• [Problem to solve] Every line of the data below is to be retyped exactly.

(Interface dataset entries)
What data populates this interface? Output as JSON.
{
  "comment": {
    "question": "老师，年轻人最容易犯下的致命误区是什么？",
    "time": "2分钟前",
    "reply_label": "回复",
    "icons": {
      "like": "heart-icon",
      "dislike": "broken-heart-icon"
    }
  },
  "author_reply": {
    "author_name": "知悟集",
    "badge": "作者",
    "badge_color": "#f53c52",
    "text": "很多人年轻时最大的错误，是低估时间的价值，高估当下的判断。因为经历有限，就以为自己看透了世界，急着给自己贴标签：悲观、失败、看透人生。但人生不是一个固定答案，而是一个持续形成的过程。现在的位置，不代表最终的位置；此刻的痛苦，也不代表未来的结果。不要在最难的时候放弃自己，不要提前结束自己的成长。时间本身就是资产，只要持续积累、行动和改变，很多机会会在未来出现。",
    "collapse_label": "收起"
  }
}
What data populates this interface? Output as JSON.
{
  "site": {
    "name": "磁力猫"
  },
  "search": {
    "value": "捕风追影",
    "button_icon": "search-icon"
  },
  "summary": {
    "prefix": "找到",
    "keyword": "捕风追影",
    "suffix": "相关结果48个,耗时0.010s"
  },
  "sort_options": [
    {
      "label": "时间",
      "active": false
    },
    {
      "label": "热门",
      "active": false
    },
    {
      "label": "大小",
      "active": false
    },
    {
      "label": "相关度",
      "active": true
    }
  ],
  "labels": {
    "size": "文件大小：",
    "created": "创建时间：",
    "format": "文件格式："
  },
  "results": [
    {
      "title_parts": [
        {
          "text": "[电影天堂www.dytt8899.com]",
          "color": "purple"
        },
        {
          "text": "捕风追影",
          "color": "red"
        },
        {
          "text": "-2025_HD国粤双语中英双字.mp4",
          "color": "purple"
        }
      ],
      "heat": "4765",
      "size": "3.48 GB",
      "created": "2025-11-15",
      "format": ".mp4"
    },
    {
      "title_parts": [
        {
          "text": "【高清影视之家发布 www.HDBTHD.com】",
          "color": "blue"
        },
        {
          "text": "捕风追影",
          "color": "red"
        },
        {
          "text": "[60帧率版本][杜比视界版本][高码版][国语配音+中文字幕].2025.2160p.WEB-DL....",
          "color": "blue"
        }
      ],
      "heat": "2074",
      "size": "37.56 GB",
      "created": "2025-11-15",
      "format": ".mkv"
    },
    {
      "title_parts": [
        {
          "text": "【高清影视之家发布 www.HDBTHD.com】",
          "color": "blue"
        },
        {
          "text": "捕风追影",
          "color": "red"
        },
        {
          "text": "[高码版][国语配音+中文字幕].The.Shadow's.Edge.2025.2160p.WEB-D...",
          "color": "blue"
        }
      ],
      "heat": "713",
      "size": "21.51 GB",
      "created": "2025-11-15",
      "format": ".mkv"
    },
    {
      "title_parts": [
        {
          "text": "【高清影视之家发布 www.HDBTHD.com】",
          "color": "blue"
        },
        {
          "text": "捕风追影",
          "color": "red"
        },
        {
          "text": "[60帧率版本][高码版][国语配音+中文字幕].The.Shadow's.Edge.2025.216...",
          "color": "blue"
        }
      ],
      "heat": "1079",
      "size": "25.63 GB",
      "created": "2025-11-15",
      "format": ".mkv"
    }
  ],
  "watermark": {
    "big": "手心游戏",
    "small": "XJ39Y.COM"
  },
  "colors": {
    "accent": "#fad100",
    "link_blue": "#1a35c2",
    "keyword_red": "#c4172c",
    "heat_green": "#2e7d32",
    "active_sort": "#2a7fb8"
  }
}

• [Task answer]
What data populates this interface? Output as JSON.
{
  "comment": {
    "question": "老师，年轻人最容易犯下的致命误区是什么？",
    "time": "2分钟前",
    "reply_label": "回复",
    "icons": {
      "like": "heart-icon",
      "dislike": "broken-heart-icon"
    }
  },
  "author_reply": {
    "author_name": "知悟集",
    "badge": "作者",
    "badge_color": "#f53c52",
    "text": "很多人年轻时最大的错误，是低估时间的价值，高估当下的判断。因为经历有限，就以为自己看透了世界，急着给自己贴标签：悲观、失败、看透人生。但人生不是一个固定答案，而是一个持续形成的过程。现在的位置，不代表最终的位置；此刻的痛苦，也不代表未来的结果。不要在最难的时候放弃自己，不要提前结束自己的成长。时间本身就是资产，只要持续积累、行动和改变，很多机会会在未来出现。",
    "collapse_label": "收起"
  }
}
What data populates this interface? Output as JSON.
{
  "site": {
    "name": "磁力猫"
  },
  "search": {
    "value": "捕风追影",
    "button_icon": "search-icon"
  },
  "summary": {
    "prefix": "找到",
    "keyword": "捕风追影",
    "suffix": "相关结果48个,耗时0.010s"
  },
  "sort_options": [
    {
      "label": "时间",
      "active": false
    },
    {
      "label": "热门",
      "active": false
    },
    {
      "label": "大小",
      "active": false
    },
    {
      "label": "相关度",
      "active": true
    }
  ],
  "labels": {
    "size": "文件大小：",
    "created": "创建时间：",
    "format": "文件格式："
  },
  "results": [
    {
      "title_parts": [
        {
          "text": "[电影天堂www.dytt8899.com]",
          "color": "purple"
        },
        {
          "text": "捕风追影",
          "color": "red"
        },
        {
          "text": "-2025_HD国粤双语中英双字.mp4",
          "color": "purple"
        }
      ],
      "heat": "4765",
      "size": "3.48 GB",
      "created": "2025-11-15",
      "format": ".mp4"
    },
    {
      "title_parts": [
        {
          "text": "【高清影视之家发布 www.HDBTHD.com】",
          "color": "blue"
        },
        {
          "text": "捕风追影",
          "color": "red"
        },
        {
          "text": "[60帧率版本][杜比视界版本][高码版][国语配音+中文字幕].2025.2160p.WEB-DL....",
          "color": "blue"
        }
      ],
      "heat": "2074",
      "size": "37.56 GB",
      "created": "2025-11-15",
      "format": ".mkv"
    },
    {
      "title_parts": [
        {
          "text": "【高清影视之家发布 www.HDBTHD.com】",
          "color": "blue"
        },
        {
          "text": "捕风追影",
          "color": "red"
        },
        {
          "text": "[高码版][国语配音+中文字幕].The.Shadow's.Edge.2025.2160p.WEB-D...",
          "color": "blue"
        }
      ],
      "heat": "713",
      "size": "21.51 GB",
      "created": "2025-11-15",
      "format": ".mkv"
    },
    {
      "title_parts": [
        {
          "text": "【高清影视之家发布 www.HDBTHD.com】",
          "color": "blue"
        },
        {
          "text": "捕风追影",
          "color": "red"
        },
        {
          "text": "[60帧率版本][高码版][国语配音+中文字幕].The.Shadow's.Edge.2025.216...",
          "color": "blue"
        }
      ],
      "heat": "1079",
      "size": "25.63 GB",
      "created": "2025-11-15",
      "format": ".mkv"
    }
  ],
  "watermark": {
    "big": "手心游戏",
    "small": "XJ39Y.COM"
  },
  "colors": {
    "accent": "#fad100",
    "link_blue": "#1a35c2",
    "keyword_red": "#c4172c",
    "heat_green": "#2e7d32",
    "active_sort": "#2a7fb8"
  }
}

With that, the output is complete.